Not only is Winterset home to 6 of the remaining covered bridges in Madison County, but it’s the birthplace of John Wayne and there’s a museum right next to the house that he was born in that showcases everything “Duke” that you could ever want to see. Yea, I’m a girl but I LOVE westerns. Well maybe tom-girl is a better description of me, but it’s my Daddy’s fault. I can’t count how many evenings I would sit beside him watching ol’ John save the day. There’s a wonderful Quilt Museum in town too and we’re told that if you stick around long enough you’ll run into Mary Fons of Fons and Porter. Okay, maybe you need to be a quilter to know who they are but just trust me, Mary Fons and her Mom are royalty among quilters. They are like the Beetles in the Quilt Kingdom. The day I toured the Quilt Museum, (David slipped away at the door and went on a walk-about down the streets lined with 200 year old oak trees and lovely antebellum homes) their featured artist was Victoria Findlay Wolfe who is another amazing quilter. As I gazed and felt enamored by each piece I let myself drift back to those warm memories of quilting with my Mom and it made me cherish even more the quilts from my Grandmother that I still have with me. Victoria’s quilts are masterpieces and I felt so honored to be allowed to view and touch them. I even got to be a part of a bed turning and put on a pair of white gloves and help turn down the breathtaking quilts one at a time and hearing the inspiration behind each design.
“I have one thing to say, one thing only, I´ll never say it another time, to anyone, and I ask you to remember it: In a universe of ambiguity, this kind of certainty comes only once, and never again, no matter how many lifetimes you live.” Robert James Waller from The Bridges of Madison County
I am certain that we were meant to come to Winterset. I knew it the moment we parked at the square and noticed that there was a farmers market going on and a young man playing guitar right beside us and yes there was a pony tail holder on the ground too. I am certain that I am living and traveling this country with my one true love. I am certain that there is something magical about this Iowa town that has been pulling me here all these years. And it’s not just me. In just one day we met a handful of people that shared their similar stories of kismet, synchronicity or magic that brought them to Madison County Iowa. At the little store by the Roseman Covered Bridge we met Beverly. The fact that she recognized my southern Tennessee accent as being kindred, she was from Clarksville TN, made an instant connection.

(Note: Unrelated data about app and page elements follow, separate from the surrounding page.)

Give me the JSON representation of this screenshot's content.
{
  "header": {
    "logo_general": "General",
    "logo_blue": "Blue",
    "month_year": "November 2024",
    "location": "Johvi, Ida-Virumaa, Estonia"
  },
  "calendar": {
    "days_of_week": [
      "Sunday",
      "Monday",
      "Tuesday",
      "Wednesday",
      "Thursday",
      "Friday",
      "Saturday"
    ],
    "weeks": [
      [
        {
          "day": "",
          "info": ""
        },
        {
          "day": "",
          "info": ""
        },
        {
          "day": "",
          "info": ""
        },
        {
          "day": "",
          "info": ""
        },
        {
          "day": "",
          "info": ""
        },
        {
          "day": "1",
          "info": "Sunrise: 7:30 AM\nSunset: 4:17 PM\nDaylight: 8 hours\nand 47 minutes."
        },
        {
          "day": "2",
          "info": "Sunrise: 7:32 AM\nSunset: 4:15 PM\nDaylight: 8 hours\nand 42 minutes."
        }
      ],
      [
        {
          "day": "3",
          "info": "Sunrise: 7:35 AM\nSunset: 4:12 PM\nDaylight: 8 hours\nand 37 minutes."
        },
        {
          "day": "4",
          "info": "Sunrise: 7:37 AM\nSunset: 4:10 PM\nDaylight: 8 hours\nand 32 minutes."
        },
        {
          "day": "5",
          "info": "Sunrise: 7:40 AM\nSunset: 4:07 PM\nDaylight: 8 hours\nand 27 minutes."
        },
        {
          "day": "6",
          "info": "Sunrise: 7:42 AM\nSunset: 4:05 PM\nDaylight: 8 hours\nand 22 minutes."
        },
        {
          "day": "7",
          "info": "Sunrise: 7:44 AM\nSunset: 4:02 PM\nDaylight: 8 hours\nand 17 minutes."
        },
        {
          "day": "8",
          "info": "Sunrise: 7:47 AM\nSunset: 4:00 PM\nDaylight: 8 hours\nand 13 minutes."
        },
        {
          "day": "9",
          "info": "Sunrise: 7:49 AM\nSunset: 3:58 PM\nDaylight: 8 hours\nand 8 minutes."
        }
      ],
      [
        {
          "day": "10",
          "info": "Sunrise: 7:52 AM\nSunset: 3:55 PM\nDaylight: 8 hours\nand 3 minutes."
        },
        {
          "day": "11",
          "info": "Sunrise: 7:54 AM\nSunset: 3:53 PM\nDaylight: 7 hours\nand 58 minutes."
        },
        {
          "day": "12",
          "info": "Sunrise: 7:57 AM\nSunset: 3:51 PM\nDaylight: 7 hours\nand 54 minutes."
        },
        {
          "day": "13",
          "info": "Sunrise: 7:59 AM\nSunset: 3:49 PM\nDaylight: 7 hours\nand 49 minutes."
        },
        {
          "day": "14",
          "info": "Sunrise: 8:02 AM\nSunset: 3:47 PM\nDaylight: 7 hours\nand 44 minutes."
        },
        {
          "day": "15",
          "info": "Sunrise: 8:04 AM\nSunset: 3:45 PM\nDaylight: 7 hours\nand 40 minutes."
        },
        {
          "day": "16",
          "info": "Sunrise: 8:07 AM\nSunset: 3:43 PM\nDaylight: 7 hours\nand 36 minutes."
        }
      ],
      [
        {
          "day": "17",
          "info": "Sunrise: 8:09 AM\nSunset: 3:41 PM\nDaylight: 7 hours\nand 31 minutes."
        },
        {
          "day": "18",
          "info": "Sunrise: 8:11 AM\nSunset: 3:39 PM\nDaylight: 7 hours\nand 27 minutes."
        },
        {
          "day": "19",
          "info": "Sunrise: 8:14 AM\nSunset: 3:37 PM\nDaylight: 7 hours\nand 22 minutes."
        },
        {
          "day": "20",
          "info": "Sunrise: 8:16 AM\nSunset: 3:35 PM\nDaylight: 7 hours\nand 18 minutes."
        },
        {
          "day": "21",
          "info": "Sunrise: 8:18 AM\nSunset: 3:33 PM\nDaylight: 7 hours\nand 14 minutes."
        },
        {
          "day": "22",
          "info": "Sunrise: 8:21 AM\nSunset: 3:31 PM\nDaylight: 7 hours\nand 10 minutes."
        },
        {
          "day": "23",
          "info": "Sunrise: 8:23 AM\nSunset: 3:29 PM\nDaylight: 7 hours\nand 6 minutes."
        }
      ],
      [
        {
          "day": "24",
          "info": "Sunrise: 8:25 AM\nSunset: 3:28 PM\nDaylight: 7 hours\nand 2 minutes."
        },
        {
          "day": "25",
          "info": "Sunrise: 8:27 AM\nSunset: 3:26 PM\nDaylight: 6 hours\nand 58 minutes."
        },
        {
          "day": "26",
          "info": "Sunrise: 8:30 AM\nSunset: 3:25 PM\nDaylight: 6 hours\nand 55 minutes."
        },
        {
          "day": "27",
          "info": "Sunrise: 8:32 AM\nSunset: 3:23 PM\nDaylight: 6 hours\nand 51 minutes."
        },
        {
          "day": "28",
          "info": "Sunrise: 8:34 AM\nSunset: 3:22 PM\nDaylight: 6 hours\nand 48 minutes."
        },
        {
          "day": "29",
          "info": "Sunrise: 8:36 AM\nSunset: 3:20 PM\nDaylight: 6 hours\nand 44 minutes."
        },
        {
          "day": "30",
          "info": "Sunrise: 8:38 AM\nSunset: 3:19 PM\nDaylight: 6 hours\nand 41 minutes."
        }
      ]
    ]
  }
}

Her love of the book and later the movie had brought her to Madison County on vacation and a few years later she exchanged vows with the long ago lost love of her life on the Roseman bridge. Today she works less than 500 feet away from that 135 year old covered bridge and enthusiastically shares with visitors her new love for Iowa and for the bridges of Madison county. We heard several more compelling stories of how these bridges and this area are continuing to change people and causes folks to migrate to this hamlet of a town a quarter of a century since the book was published.
Maybe it’s the pony tail holders and the butterflies that some of us are following. The miles and miles of corn all blowing in the wind seem to be waving us in. The windmills lazily but steadily turn with the Iowa wind. Perhaps it’s the quilting history and ol’ John Wayne that pulls us over off of I-80. Or maybe it’s the true love that Robert and Francesca felt in their fleeting four days together here in Madison County taking photographs of the covered bridges and the book written about these two romantics many years ago that causes us to make a pilgrimage off the beaten path to find it again. I snap our last picture and try to position us to make a selfie similar to the shot of Clint and Meryl at the Roseman bridge. It didn’t turn out as charming as the original, but the memory of this fine warm spring day in Iowa and the Bridges of Madison County will linger for many miles to come.
Slide show of Madison County Iowa